- [Exercise aim]:
Below are the records; copy each line in them that holds the word "value".

(Recorded data)
○ ○ ○ ○ ○ ○ ○
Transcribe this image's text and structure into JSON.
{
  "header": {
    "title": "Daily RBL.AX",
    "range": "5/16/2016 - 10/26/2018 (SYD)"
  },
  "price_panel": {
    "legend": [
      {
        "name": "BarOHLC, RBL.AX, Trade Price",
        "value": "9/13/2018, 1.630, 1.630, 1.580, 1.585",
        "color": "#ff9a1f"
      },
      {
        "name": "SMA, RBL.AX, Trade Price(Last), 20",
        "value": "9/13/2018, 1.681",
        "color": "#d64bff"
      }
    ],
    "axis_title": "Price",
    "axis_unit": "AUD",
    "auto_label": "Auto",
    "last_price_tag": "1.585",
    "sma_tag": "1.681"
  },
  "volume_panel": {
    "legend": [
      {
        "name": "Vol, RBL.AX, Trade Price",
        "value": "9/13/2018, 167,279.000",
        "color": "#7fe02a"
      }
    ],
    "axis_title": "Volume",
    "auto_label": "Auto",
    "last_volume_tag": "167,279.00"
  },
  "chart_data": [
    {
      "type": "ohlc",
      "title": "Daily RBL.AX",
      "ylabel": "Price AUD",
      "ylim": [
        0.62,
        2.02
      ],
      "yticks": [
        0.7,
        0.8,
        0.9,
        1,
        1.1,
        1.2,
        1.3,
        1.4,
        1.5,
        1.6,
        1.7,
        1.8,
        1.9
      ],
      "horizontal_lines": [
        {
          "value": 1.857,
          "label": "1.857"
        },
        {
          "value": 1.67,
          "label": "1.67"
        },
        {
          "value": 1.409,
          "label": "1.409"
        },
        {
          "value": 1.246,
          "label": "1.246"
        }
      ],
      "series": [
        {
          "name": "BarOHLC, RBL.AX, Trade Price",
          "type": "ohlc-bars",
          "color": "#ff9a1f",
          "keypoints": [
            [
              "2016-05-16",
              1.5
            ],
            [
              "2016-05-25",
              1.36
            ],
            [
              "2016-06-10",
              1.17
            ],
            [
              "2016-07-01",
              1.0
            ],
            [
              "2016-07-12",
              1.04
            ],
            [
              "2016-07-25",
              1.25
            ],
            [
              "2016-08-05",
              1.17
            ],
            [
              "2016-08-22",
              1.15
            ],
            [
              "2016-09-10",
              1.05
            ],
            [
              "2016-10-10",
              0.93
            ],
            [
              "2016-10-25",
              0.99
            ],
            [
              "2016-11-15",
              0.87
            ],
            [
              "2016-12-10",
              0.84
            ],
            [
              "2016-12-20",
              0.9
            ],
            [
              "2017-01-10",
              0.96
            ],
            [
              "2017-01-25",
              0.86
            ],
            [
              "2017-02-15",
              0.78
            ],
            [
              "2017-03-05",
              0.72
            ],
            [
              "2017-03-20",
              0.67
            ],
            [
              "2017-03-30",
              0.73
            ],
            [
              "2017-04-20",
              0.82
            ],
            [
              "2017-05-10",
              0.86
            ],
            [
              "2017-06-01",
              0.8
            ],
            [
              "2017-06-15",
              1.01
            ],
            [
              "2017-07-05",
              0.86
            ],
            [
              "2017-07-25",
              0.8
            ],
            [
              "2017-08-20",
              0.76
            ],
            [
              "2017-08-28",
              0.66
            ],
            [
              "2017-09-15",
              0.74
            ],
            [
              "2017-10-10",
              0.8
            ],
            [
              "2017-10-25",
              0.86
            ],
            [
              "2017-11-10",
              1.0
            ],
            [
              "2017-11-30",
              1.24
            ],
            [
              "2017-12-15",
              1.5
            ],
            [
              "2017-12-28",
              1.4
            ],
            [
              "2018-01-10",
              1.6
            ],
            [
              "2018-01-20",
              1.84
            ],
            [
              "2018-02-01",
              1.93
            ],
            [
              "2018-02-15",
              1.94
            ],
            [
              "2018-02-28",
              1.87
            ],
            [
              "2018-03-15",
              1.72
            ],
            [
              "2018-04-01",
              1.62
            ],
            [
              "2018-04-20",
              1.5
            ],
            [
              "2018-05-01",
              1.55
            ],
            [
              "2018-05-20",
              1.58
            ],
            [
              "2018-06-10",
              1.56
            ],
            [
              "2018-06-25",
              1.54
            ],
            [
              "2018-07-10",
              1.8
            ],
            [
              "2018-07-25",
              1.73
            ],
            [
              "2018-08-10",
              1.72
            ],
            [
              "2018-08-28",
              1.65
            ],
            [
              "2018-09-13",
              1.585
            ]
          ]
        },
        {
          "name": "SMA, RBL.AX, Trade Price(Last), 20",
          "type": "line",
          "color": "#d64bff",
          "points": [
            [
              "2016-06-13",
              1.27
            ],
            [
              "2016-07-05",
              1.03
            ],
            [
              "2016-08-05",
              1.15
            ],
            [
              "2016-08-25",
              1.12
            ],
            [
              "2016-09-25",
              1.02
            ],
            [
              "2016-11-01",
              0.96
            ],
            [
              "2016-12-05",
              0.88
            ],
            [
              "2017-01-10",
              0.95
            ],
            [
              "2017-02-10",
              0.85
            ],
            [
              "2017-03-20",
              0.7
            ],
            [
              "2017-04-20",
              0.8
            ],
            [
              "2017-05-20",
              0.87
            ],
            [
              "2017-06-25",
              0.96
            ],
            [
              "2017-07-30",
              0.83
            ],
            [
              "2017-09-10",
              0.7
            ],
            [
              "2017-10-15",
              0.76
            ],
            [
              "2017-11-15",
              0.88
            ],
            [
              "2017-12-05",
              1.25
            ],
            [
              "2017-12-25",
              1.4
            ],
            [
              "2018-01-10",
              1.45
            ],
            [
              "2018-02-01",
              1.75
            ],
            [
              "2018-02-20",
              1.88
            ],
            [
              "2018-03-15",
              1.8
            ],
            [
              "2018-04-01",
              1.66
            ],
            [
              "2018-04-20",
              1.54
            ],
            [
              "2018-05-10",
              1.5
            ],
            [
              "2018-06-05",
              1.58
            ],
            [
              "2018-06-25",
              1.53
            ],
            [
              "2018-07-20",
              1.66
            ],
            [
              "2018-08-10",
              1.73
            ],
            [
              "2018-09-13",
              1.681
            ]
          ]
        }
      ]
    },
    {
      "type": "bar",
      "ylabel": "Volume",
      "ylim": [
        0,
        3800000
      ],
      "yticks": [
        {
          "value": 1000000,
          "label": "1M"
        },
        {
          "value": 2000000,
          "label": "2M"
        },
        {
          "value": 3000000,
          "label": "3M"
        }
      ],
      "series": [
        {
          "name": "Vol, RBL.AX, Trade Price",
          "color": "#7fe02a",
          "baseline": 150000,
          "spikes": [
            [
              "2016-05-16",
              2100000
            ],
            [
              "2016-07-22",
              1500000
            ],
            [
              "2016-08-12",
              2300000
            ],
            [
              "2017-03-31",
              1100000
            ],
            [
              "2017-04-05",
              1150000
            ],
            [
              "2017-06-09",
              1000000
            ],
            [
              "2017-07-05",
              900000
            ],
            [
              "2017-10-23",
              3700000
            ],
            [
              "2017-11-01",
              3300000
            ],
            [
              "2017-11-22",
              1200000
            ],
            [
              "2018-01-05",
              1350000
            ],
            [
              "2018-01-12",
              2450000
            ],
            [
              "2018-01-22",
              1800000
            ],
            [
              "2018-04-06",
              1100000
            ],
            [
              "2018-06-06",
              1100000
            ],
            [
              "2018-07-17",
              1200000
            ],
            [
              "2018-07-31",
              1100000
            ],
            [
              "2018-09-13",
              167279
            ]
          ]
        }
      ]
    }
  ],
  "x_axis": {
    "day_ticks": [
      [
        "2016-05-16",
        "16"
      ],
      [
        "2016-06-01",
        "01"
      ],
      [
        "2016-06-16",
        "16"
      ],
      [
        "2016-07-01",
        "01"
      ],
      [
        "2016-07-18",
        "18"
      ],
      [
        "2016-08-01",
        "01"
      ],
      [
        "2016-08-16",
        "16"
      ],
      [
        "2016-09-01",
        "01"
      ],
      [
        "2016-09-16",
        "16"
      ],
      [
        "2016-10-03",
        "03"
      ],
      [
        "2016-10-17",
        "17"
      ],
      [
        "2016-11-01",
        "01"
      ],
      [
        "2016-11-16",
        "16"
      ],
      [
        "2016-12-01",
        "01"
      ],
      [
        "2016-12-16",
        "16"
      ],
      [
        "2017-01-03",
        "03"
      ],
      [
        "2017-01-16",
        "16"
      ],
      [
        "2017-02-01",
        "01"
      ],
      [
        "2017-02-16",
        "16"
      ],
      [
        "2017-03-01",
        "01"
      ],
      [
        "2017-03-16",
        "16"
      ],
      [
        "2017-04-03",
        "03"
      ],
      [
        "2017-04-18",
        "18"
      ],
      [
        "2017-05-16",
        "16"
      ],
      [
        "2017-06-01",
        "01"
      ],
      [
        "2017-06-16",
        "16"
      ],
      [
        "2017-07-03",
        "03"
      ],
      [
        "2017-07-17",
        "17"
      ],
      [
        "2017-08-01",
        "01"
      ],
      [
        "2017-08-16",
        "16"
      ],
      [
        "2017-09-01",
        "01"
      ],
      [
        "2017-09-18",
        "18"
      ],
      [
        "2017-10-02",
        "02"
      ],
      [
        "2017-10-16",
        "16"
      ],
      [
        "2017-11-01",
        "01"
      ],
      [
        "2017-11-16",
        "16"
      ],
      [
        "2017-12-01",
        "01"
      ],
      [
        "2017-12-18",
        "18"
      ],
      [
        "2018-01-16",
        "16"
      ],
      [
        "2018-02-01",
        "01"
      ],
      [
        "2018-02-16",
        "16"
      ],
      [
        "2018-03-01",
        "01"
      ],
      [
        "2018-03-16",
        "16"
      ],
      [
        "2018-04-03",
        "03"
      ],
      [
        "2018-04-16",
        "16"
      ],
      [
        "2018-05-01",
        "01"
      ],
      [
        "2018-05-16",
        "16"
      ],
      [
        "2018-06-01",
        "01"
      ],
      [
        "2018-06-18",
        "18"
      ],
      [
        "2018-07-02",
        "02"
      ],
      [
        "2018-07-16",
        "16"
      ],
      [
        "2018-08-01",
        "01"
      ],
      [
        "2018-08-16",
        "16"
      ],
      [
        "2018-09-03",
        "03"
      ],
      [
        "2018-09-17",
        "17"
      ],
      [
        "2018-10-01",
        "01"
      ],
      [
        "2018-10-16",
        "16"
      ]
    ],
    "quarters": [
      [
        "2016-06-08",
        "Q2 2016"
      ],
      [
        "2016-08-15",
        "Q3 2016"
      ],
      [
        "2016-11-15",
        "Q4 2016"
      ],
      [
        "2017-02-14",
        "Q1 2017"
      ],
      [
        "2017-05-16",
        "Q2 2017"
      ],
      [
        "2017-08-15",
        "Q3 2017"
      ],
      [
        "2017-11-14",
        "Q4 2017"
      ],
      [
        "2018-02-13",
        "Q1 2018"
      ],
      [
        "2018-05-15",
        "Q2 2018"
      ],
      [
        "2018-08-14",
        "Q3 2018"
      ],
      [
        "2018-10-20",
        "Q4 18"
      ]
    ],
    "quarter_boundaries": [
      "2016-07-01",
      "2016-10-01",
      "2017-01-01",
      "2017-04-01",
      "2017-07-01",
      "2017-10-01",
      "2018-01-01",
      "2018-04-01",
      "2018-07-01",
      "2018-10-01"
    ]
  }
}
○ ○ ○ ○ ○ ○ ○
- [Expected answer]:
        "value": "9/13/2018, 1.630, 1.630, 1.580, 1.585",
        "value": "9/13/2018, 1.681",
        "value": "9/13/2018, 167,279.000",
          "value": 1.857,
          "value": 1.67,
          "value": 1.409,
          "value": 1.246,
          "value": 1000000,
          "value": 2000000,
          "value": 3000000,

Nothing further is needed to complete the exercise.